Friday, January 27, 2012
Am I crazy, or does this sound like Russian to you?
This is the flip side of They're Coming To Take Me Away Ha Ha by Napoleon XIV, a novelty song that has been called one of the worst records ever made. Maybe I'm just nuts or something, but I loved this song when I first heard it, and I still think it's really fun today. The flip side was just the same song running in reverse. Even the label was a mirror image, with just a couple of exceptions. This may not be your cup of tea, but you can't deny that it's a very strange piece of pop music history!
Napoleon XIV was actually a professional songwriter named Jerry Samuels who started writing songs when he was 16 years old. Jerry was born on 3 May 1938 in Brooklyn, New York. The first song published with his name in the composer credits was called To Ev'ry Girl To Ev'ry Boy (The Meaning Of Love) by Johnnie Ray on Columbia 40252 in 1954:
He actually wrote this song with Sol Parker, even though it's credited to B. Parker. That's Sol's father, Barry. The same thing happened on Jerry's second published song, The Only Girl I'll Ever Love by Johnnie Ray on Columbia 40324 in 1955. The first song written solely by Jerry Samuels was So Rich And Yet So Very Poor by Tommy Mara on RKO Unique 377 in 1956. The biggest hit he wrote, but did not sing, came in 1964 with The Shelter Of Your Arms by Sammy Davis Junior, which peaked at #17 on Billboard's Hot 100.
Also in 1956, Jerry started recording his own records. His first was Puppy Love by Jerry Samuels on Vik 0197. By the way, there were at least 19 completely different songs recorded using the title Puppy Love in the 1950's and 1960's, which may be some kind of record! Jerry also recorded a Break-In novelty record called The Trial under the name Jerry Field And The Lawyers on Parkway 801 in 1958:
In 1959, he recorded Dancing Partners using the name Jerry Simms on RCA 7483:
He used that same name on Treasure Supreme on Dual 501 in 1961. He's also rumored to be singing under an assumed name on Gruesome by Mike Evans on A&M 837 from 1967:
I suspect he's also the artist on Medical School Talkin' Blues by Dr Douglas Greer on Reprise 0524 from 1968. But his biggest hit came in 1966 when he made They're Coming To Take Me Away Ha Ha! on Warner 5831. That bizarre novelty record shot up the charts, peaking at #3 on Billboard's Hot 100, and #1 on Cashbox.
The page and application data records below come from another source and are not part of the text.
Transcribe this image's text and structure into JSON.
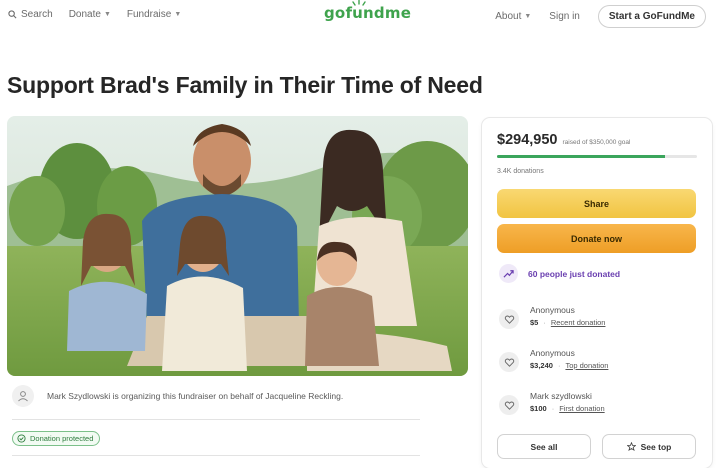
{
  "header": {
    "search_label": "Search",
    "donate_label": "Donate",
    "fundraise_label": "Fundraise",
    "logo_text": "gofundme",
    "about_label": "About",
    "signin_label": "Sign in",
    "start_label": "Start a GoFundMe"
  },
  "page": {
    "title": "Support Brad's Family in Their Time of Need"
  },
  "organizer": {
    "text": "Mark Szydlowski is organizing this fundraiser on behalf of Jacqueline Reckling.",
    "protected_label": "Donation protected"
  },
  "card": {
    "raised": "$294,950",
    "goal_text": "raised of $350,000 goal",
    "progress_fraction": 0.84,
    "donations_count": "3.4K donations",
    "share_label": "Share",
    "donate_label": "Donate now",
    "just_donated": "60 people just donated",
    "donors": [
      {
        "name": "Anonymous",
        "amount": "$5",
        "tag": "Recent donation"
      },
      {
        "name": "Anonymous",
        "amount": "$3,240",
        "tag": "Top donation"
      },
      {
        "name": "Mark szydlowski",
        "amount": "$100",
        "tag": "First donation"
      }
    ],
    "see_all_label": "See all",
    "see_top_label": "See top"
  },
  "colors": {
    "brand_green": "#3fa34d",
    "progress_green": "#3ba55c",
    "share_yellow": "#f1c441",
    "donate_orange": "#ee9e26",
    "accent_purple": "#6a3fb0"
  }
}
It also went to #7 in Canada on 1050 CHUM, #4 in England, #7 in Ireland, #13 in Australia, and #22 in Germany. The record dropped off the charts like a lead balloon after an avalanche of protests forced Program Directors to take it off the air.
He filled an album with more songs about insanity in that same year, then followed up with a second single from that album called (I'm In Love With My) Little Red Tricycle on RCA 5853. He was working on a second album for Warner called For God's Sake Stop The Feces in 1968, but it was never released.
He made one more novelty record in 1973 as Jerry Samuels again with I Owe A Lot To Iowa Pot b/w Who Are You To Tell Me Not To Smoke Marijuana on J.E.P. 1175.
Jerry is 73 now, but still running a talent agency in New York City.
Speaking of Crazy, did you know there was a little flaw in Crazy by Patsy Cline? When that track was recorded in Nashville, Patsy came in too early near the end of the song. This was fixed in the editing process, but her voice "leaked" into the instrument pickup microphones. You can hear it faintly in the background if you listen carefully. I've made it easier for you by jacking up the volume on that part. You should easily hear it at 2:29, right near the end:
You may think I've lost my mind, but I don't think 120,000 oldies provides enough variety. That's why I'm adding 100-200 new songs from the 1950's and 1960's to the MusicMaster Oldies mix every week. If I can keep up this pace, and I don't get myself committed to the Funny Farm, you could listen forever and never stop hearing something you've never heard before. Scary, right?
Oh, one last thing before I forget (too late, I did forget it!) They're Coming To Take Me Away, Ha Haaa was not the first song of this kind. Let's dial the time machine back to 1947. Here's Hooray Hooray I'm Going Away by Beatrice Kay on Columbia 37922:
Totally sick and certifiably demented, eh?
Posted by joeknapp at 12:41 AM